The TLLM initiative grew from a prototype involving 29 schools in 2006 to 327 schools by 2011.10 While TLLM has encouraged innovation in pedagogy, it also resulted in teachers spending more time preparing for lessons than before. Due to the continued emphasis on grades and parental expectations of their children’s academic performance, teachers have found it challenging to balance TLLM objectives against the pressing need to complete the syllabus and prepare students for examinations.11
That said, findings from evaluation studies conducted by MOE revealed that TLLM has brought about improvements to the levels of student engagement as well as the professionalism of teachers. According to the studies, students not only found learning more exciting, interesting and enjoyable, they also followed instructions better, were attentive and participated more actively in class. The capacity for curriculum design, development and research among teachers has increased along with a willingness to review, improve and share good practices with their peers.12
1. Ministry of Education, Singapore, Engaging Our Learners: Teach Less, Learn More (Singapore: Ministry of Education, 2013), 3–5. (From BookSG)
2. Lee Hsien Loong, “Our Future of Opportunity and Promise,” speech, University Cultural Centre, NUS, 22 August 2004, transcript, Ministry of Information, Communications and the Arts. (From National Archives of Singapore document no. 2004083101)
3. Lydia Lim, “3,000 More Teachers in Schools by 2010,” Straits Times, 23 August 2004, 3. (From NewspaperSG)
4. “Creating a ‘Mountain Range’ School Landscape,” Straits Times, 24 September 2005, 14. (From NewspaperSG)

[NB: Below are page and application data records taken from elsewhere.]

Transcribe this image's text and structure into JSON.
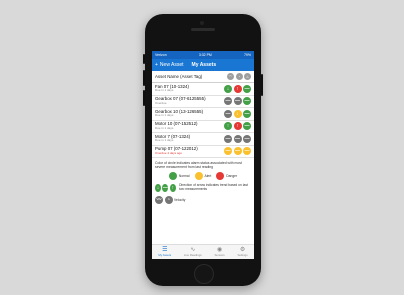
{
  "status": {
    "carrier": "Verizon",
    "time": "3:32 PM",
    "battery": "79%"
  },
  "topnav": {
    "new_asset": "New Asset",
    "title": "My Assets"
  },
  "table": {
    "header": "Asset Name (Asset Tag)"
  },
  "assets": [
    {
      "name": "Fan 07 (10-1324)",
      "due": "Due in 1 days",
      "overdue": false,
      "alarms": [
        "green-down",
        "red-up",
        "green-flat"
      ]
    },
    {
      "name": "Gearbox 07 (07-6125555)",
      "due": "Overdue",
      "overdue": false,
      "alarms": [
        "gray-flat",
        "gray-flat",
        "green-flat"
      ]
    },
    {
      "name": "Gearbox 10 (13-126555)",
      "due": "Due in 1 days",
      "overdue": false,
      "alarms": [
        "gray-flat",
        "yellow-down",
        "green-flat"
      ]
    },
    {
      "name": "Motor 10 (07-152512)",
      "due": "Due in 1 days",
      "overdue": false,
      "alarms": [
        "green-up",
        "red-up",
        "green-flat"
      ]
    },
    {
      "name": "Motor 7 (07-1324)",
      "due": "Due in 1 days",
      "overdue": false,
      "alarms": [
        "gray-flat",
        "gray-flat",
        "gray-flat"
      ]
    },
    {
      "name": "Pump 07 (07-122012)",
      "due": "Overdue 4 days ago",
      "overdue": true,
      "alarms": [
        "yellow-flat",
        "yellow-flat",
        "yellow-flat"
      ]
    }
  ],
  "legend": {
    "intro": "Color of circle indicates alarm status associated with most severe measurement from last reading",
    "normal": "Normal",
    "alert": "Alert",
    "danger": "Danger",
    "direction": "Direction of arrow indicates trend based on last two measurements",
    "velocity": "Velocity"
  },
  "colors": {
    "green": "#43a047",
    "yellow": "#fbc02d",
    "red": "#e53935",
    "gray": "#757575",
    "brand": "#1976d2"
  },
  "tabs": [
    "My Assets",
    "Live Readings",
    "Sensors",
    "Settings"
  ]
}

5. Ministry of Education, Singapore, Engaging Our Learners, 6; Sandra Davie, “Schools Get Help to Foster More Diversity,” Straits Times, 30 September 2004, 1; “More Free Time,” Straits Times, 23 September 2005, 10. (From NewspaperSG)
6. Maria Almenoar, “Shorter Syllabus May Mean,” Straits Times, 24 August 2004, 1. (From NewspaperSG)
7. Ministry of Education, Singapore, Engaging Our Learners, 6–7.
8. Lim, “3,000 More Teachers in Schools by 2010”; “More Free Time.”
9. Davie, “Schools Get Help to Foster More Diversity”; Sandra Davis, “Choices Open Up for Secondary School Students,” Straits Times, 23 September 2005, 1. (From NewspaperSG)
10. Ministry of Education, Singapore, Engaging Our Learners, 3, 7, 10.
11. Ng Jing Yng and Sumita Sreedharan, “Teach Less, Learn More – Have We Achieved It?” Today, 24 August 2012, 4. (From NewspaperSG)
12. Ministry of Education, Singapore, Engaging Our Learners, 12; Ng and Sreedharan, “Teach Less, Learn More.”
The information in this article is valid as at 19 March 2018 and correct as far as we are able to ascertain from our sources. It is not intended to be an exhaustive or complete history of the subject. Please contact the Library for further reading materials on the topic.
Education and state--Singapore